╔══

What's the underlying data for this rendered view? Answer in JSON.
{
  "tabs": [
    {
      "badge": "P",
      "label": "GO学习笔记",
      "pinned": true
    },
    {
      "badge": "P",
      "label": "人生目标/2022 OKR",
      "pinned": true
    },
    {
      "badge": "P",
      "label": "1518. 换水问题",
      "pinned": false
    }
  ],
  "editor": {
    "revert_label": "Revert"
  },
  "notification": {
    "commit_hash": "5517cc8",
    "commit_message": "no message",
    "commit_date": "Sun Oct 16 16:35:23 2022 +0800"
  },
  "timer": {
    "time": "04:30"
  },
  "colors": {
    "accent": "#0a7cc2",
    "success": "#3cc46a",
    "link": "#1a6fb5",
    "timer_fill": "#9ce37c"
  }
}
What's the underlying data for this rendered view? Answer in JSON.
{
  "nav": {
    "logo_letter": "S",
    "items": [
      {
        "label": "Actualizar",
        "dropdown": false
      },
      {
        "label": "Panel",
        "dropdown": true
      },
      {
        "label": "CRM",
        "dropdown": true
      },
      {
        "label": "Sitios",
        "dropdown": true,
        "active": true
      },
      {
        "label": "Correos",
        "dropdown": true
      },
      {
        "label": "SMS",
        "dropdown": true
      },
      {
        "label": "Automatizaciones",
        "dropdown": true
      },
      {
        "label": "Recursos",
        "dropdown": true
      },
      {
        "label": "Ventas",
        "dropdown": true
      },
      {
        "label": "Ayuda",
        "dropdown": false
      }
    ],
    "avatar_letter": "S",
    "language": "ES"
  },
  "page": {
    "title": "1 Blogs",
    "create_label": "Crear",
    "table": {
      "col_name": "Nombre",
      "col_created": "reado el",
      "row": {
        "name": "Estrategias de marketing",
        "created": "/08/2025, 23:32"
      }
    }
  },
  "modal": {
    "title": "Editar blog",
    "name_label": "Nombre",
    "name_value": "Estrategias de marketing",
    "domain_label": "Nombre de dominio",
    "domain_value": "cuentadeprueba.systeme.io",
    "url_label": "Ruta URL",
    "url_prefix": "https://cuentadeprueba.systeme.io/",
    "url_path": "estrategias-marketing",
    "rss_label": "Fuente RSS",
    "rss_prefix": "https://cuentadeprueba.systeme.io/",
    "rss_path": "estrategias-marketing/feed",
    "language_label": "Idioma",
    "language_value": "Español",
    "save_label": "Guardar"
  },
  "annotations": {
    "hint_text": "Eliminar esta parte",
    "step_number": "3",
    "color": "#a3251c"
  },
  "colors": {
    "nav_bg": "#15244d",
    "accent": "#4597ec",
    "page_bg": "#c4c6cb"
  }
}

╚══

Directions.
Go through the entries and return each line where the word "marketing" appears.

Result.
        "name": "Estrategias de marketing",
    "name_value": "Estrategias de marketing",
    "url_path": "estrategias-marketing",
    "rss_path": "estrategias-marketing/feed",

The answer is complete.